What lines in the records below hold the string "text"? Please show them.

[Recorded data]
--

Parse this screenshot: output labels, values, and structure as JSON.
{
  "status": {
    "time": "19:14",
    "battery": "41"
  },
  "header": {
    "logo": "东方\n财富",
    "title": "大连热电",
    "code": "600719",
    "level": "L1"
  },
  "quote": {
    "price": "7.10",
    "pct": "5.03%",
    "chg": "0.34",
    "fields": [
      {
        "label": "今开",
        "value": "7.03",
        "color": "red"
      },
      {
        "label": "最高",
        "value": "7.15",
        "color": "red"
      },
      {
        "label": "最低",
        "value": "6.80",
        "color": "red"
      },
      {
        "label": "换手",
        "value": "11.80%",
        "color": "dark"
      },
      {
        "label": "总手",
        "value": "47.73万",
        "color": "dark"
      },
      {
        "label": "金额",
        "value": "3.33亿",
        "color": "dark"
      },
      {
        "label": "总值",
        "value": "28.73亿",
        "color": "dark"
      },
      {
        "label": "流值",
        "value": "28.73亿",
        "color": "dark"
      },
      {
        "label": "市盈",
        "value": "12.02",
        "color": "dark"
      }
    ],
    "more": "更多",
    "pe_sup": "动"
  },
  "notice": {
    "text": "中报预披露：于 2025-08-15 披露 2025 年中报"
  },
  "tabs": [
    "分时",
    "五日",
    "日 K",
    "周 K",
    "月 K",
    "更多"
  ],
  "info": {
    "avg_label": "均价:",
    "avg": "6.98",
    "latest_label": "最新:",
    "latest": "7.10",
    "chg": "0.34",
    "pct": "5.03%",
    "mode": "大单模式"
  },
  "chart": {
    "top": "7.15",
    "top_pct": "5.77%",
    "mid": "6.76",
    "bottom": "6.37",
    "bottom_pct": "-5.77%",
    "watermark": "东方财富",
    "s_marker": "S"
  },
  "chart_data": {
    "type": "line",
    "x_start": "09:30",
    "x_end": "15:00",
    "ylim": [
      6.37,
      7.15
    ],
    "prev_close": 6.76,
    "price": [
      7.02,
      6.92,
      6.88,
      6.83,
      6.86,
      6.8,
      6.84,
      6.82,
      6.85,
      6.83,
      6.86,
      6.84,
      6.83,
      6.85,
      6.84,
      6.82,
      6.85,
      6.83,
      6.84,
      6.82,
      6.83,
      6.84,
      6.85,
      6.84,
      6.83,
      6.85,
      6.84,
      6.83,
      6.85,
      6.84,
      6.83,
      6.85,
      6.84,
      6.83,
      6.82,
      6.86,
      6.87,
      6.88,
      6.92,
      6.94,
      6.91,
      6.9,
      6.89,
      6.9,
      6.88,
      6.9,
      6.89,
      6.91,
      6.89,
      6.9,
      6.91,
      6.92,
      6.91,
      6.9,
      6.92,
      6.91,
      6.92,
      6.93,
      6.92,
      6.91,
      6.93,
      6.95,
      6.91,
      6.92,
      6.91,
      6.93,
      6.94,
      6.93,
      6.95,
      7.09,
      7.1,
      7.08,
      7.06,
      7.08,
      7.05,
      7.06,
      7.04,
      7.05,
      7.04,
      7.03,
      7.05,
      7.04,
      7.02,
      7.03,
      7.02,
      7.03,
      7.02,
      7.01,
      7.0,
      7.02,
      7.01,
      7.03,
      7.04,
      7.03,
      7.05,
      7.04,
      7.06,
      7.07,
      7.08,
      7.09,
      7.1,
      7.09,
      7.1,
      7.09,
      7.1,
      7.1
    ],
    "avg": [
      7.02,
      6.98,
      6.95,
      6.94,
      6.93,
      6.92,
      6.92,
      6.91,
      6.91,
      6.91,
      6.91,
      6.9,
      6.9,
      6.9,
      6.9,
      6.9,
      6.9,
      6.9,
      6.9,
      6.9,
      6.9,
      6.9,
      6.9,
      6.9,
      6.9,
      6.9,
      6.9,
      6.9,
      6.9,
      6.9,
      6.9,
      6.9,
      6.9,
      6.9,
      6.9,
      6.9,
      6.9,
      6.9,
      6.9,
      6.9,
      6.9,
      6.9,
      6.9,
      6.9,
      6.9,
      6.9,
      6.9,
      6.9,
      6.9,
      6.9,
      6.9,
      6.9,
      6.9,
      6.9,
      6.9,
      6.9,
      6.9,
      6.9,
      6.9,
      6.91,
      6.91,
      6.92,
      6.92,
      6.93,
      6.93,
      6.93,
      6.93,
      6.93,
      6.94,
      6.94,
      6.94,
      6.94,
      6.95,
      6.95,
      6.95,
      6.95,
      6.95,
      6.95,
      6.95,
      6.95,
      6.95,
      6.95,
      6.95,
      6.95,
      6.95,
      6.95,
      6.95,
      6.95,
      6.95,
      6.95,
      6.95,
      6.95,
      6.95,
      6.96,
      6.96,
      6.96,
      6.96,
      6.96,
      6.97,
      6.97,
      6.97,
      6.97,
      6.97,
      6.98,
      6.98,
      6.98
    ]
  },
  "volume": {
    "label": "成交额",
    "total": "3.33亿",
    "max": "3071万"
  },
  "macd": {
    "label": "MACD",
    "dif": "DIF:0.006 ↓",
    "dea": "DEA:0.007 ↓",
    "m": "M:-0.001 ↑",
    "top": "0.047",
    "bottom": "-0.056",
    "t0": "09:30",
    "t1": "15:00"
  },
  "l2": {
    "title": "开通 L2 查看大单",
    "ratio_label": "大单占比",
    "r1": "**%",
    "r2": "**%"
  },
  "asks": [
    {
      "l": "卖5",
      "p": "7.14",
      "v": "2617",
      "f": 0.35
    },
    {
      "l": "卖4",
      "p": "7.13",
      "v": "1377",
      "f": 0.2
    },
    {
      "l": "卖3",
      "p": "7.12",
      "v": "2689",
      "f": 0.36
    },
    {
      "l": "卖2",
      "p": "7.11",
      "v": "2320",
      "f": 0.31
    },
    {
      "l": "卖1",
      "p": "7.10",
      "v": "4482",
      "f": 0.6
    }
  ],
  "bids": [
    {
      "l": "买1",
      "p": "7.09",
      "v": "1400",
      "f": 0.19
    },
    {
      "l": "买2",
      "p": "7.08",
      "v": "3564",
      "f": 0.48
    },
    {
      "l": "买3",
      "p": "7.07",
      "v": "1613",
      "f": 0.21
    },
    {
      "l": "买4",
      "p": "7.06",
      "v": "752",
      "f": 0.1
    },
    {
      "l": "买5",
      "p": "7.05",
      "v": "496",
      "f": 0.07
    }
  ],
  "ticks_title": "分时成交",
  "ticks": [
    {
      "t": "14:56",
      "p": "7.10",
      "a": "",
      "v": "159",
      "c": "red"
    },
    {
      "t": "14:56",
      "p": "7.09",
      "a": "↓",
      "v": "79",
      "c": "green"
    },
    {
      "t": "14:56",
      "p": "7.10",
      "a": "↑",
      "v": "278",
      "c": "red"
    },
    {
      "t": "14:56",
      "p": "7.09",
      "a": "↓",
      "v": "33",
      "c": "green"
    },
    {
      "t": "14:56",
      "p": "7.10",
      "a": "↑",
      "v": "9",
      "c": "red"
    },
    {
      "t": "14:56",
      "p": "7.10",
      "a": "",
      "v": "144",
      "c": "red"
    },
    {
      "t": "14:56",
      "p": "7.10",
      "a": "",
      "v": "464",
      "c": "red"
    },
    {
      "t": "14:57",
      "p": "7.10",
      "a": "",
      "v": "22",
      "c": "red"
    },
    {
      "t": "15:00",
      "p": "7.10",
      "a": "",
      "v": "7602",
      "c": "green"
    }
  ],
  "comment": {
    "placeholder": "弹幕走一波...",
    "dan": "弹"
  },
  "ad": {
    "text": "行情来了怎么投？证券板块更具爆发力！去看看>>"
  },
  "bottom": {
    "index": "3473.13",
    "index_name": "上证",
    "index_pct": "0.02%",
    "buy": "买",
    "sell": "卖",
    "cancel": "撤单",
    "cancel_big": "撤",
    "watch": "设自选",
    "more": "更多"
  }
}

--

[THE ANSWER]
    "text": "中报预披露：于 2025-08-15 披露 2025 年中报"
    "text": "行情来了怎么投？证券板块更具爆发力！去看看>>"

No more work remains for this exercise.